• **DATA UNDER STUDY**:
^^^^^^^^

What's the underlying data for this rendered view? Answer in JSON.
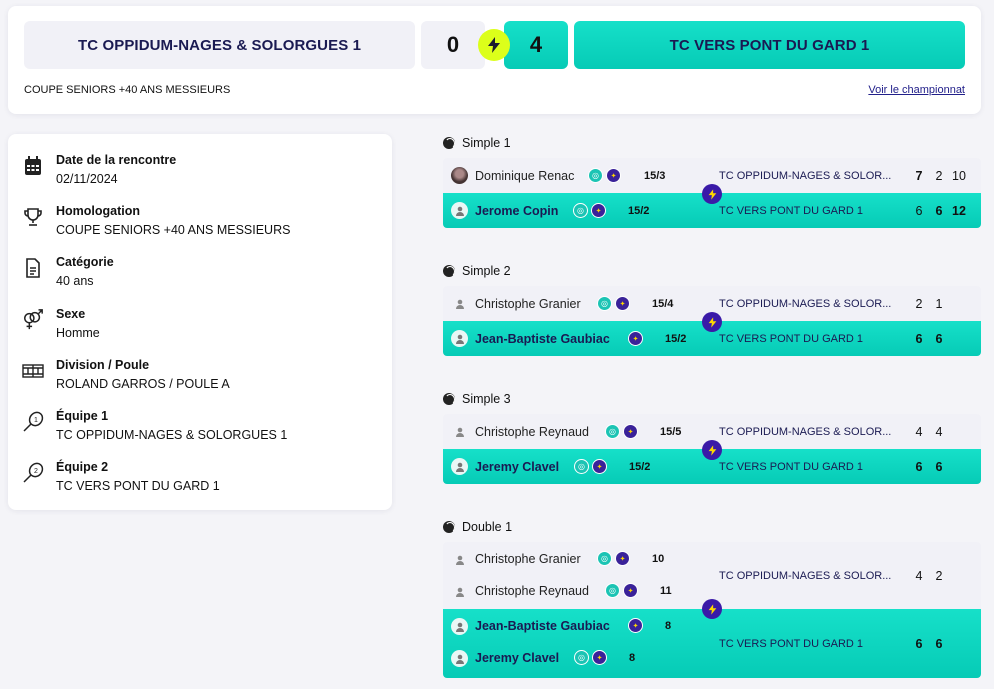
{
  "header": {
    "home_team": "TC OPPIDUM-NAGES & SOLORGUES 1",
    "away_team": "TC VERS PONT DU GARD 1",
    "home_score": "0",
    "away_score": "4",
    "competition": "COUPE SENIORS +40 ANS MESSIEURS",
    "championship_link": "Voir le championnat"
  },
  "info": [
    {
      "title": "Date de la rencontre",
      "value": "02/11/2024",
      "icon": "calendar-icon"
    },
    {
      "title": "Homologation",
      "value": "COUPE SENIORS +40 ANS MESSIEURS",
      "icon": "trophy-icon"
    },
    {
      "title": "Catégorie",
      "value": "40 ans",
      "icon": "document-icon"
    },
    {
      "title": "Sexe",
      "value": "Homme",
      "icon": "gender-icon"
    },
    {
      "title": "Division / Poule",
      "value": "ROLAND GARROS / POULE A",
      "icon": "court-icon"
    },
    {
      "title": "Équipe 1",
      "value": "TC OPPIDUM-NAGES & SOLORGUES 1",
      "icon": "racket-1-icon"
    },
    {
      "title": "Équipe 2",
      "value": "TC VERS PONT DU GARD 1",
      "icon": "racket-2-icon"
    }
  ],
  "matches": [
    {
      "title": "Simple 1",
      "home": {
        "players": [
          {
            "name": "Dominique Renac",
            "rank": "15/3"
          }
        ],
        "team": "TC OPPIDUM-NAGES & SOLOR...",
        "sets": [
          "7",
          "2",
          "10"
        ]
      },
      "away": {
        "players": [
          {
            "name": "Jerome Copin",
            "rank": "15/2"
          }
        ],
        "team": "TC VERS PONT DU GARD 1",
        "sets": [
          "6",
          "6",
          "12"
        ]
      }
    },
    {
      "title": "Simple 2",
      "home": {
        "players": [
          {
            "name": "Christophe Granier",
            "rank": "15/4"
          }
        ],
        "team": "TC OPPIDUM-NAGES & SOLOR...",
        "sets": [
          "2",
          "1"
        ]
      },
      "away": {
        "players": [
          {
            "name": "Jean-Baptiste Gaubiac",
            "rank": "15/2"
          }
        ],
        "team": "TC VERS PONT DU GARD 1",
        "sets": [
          "6",
          "6"
        ]
      }
    },
    {
      "title": "Simple 3",
      "home": {
        "players": [
          {
            "name": "Christophe Reynaud",
            "rank": "15/5"
          }
        ],
        "team": "TC OPPIDUM-NAGES & SOLOR...",
        "sets": [
          "4",
          "4"
        ]
      },
      "away": {
        "players": [
          {
            "name": "Jeremy Clavel",
            "rank": "15/2"
          }
        ],
        "team": "TC VERS PONT DU GARD 1",
        "sets": [
          "6",
          "6"
        ]
      }
    },
    {
      "title": "Double 1",
      "home": {
        "players": [
          {
            "name": "Christophe Granier",
            "rank": "10"
          },
          {
            "name": "Christophe Reynaud",
            "rank": "11"
          }
        ],
        "team": "TC OPPIDUM-NAGES & SOLOR...",
        "sets": [
          "4",
          "2"
        ]
      },
      "away": {
        "players": [
          {
            "name": "Jean-Baptiste Gaubiac",
            "rank": "8"
          },
          {
            "name": "Jeremy Clavel",
            "rank": "8"
          }
        ],
        "team": "TC VERS PONT DU GARD 1",
        "sets": [
          "6",
          "6"
        ]
      }
    }
  ],
  "colors": {
    "accent_teal": "#0fd6c0",
    "accent_purple": "#3a1aa8",
    "bolt_yellow": "#dcff1a",
    "navy": "#1a1a52"
  }
}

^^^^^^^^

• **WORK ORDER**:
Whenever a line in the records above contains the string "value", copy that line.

• **WRITTEN RESPONSE**:
      "value": "02/11/2024",
      "value": "COUPE SENIORS +40 ANS MESSIEURS",
      "value": "40 ans",
      "value": "Homme",
      "value": "ROLAND GARROS / POULE A",
      "value": "TC OPPIDUM-NAGES & SOLORGUES 1",
      "value": "TC VERS PONT DU GARD 1",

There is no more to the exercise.